For one shining moment Heather Sue Mercer was a placekicker for the Duke football team. It was spring 1995, in the annual intrasquad game, when Mercer, then a freshman, kicked a 28-yard field goal to clinch a two-point victory for the Blue team. Hours later the university sent out a press release, the first sentence of which noted that Mercer was "bidding to become the first woman to ever play Division I football." Two days later Duke coach Fred Goldsmith told Mercer, "You're on the team." Mercer was a Blue Devil, or so she thought. In truth, she was never officially on the team. As a freshman, and as a sophomore and as a junior, she worked out with Duke's kickers but was never given pads or allowed to practice with the Blue Devils, and she was never allowed to stand on the sidelines in a Duke uniform.
Last week Mercer, now a senior who no longer does any placekicking, filed a federal lawsuit against Duke, maintaining that the school and Goldsmith discriminated against her because she is a woman. She says if a judgment favorable to her results in a monetary award, she will use the money to establish a scholarship fund to help other female kickers. Around the Duke athletic department, Mercer's once-celebrated 28-yard kick is now described as "wobbly," a floater that barely cleared the uprights. She has become the enemy.
When Mercer talks about Goldsmith and her experiences with his team, her lips quiver and she stares off into space. "I had always believed that quote from Eleanor Roosevelt, 'Nobody can make you feel inferior without your permission,' " Mercer said the other day. "Goldsmith took that from me." She was weeping.
Goldsmith isn't talking. "Fred got carried away after that spring game, he got excited," says one of his assistants, Fred Chatham. "He should have never said she was on the team. I said, 'Coach, she's not very good.' And Fred said, 'Oh, no. She'll work hard. She'll come around.' He sympathized with her cause. He saw his own two daughters through her. The fact is, she just didn't have the talent to kick at this level, as Fred came to see."
In her complaint Mercer alleges that Goldsmith asked her during a phone conversation why she was interested in football and why she didn't "participate in beauty pageants instead." In an interview last week Mercer maintained that Duke's sports information director, Mike Cragg, who was on the line for part of the call, later acknowledged to her that Goldsmith had made that remark. "That," Cragg says, "is a total lie."
To which Mercer responds, "If he says he didn't hear it, then that's a lie."
This is Duke, you will recall, the normally civilized collegiate oasis in Durham, N.C., the university that proves annually that the phrase student-athlete is not an oxymoron. To honor federal antidiscrimination law, all Goldsmith had to do was treat Mercer without regard to her sex. Easy to say.

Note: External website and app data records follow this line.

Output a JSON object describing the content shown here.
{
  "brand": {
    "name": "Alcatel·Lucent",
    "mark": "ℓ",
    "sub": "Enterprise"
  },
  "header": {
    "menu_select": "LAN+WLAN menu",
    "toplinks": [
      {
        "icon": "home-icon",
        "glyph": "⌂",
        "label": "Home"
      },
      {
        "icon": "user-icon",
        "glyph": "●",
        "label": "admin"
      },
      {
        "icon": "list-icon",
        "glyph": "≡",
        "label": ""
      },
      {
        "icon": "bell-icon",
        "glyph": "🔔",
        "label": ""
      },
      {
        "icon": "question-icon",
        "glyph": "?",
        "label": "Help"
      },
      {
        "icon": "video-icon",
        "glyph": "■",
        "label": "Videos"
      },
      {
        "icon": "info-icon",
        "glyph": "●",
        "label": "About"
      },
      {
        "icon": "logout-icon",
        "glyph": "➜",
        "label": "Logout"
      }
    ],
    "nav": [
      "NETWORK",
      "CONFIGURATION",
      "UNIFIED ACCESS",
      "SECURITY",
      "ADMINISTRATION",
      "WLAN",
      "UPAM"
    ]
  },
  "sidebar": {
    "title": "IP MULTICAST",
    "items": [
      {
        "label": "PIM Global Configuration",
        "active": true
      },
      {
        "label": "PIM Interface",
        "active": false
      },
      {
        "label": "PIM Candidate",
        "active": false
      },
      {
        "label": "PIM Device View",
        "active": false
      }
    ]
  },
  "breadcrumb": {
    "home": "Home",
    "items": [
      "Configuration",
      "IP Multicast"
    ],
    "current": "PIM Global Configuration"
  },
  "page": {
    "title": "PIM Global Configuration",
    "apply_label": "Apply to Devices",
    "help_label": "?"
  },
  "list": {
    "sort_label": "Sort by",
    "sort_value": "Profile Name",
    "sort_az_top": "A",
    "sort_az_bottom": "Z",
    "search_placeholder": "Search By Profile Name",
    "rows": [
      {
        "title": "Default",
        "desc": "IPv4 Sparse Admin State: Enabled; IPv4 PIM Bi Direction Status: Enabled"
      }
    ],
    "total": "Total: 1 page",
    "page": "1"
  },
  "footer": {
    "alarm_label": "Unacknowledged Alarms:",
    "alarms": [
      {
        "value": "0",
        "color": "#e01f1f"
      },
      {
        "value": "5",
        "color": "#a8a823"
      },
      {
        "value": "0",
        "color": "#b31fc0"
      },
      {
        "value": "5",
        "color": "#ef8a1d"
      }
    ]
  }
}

Mercer was a good, not exceptional, kicker at Yorktown High in Yorktown Heights, N.Y. As a senior she made 28 of 31 extra point attempts and four of seven field goal tries. Her longest field goal was a 33-yarder. Her team won the state Class B title. She was named third-team all-state. She was accurate. She was calm in the face of a rush. Her kicks lacked oomph.
In September 1994—with Duke's season under way and Goldsmith set for kickers—Mercer asked him for a tryout. He said yes, and in doing so began a series of well-meaning gestures in which he failed to treat Mercer like one of the boys. A male with her level of kicking skill would have been told to wait for spring practice. In April '95 a male freshman with her kicking skill would not have been chosen to play in the intrasquad game. Goldsmith had created his own little affirmative-action program.
In her sophomore and junior years the men on the team who had Mercer's middling skills and immense devotion were given a game uniform and allowed on the sidelines, not because they would ever see a down of action but as a reward for being used in practice as human tackling dummies. Goldsmith didn't want Mercer, who is 5'9" and 145 pounds, to be a tackling dummy, despite her willingness to be one. In the odd way of modern law he may have violated her rights.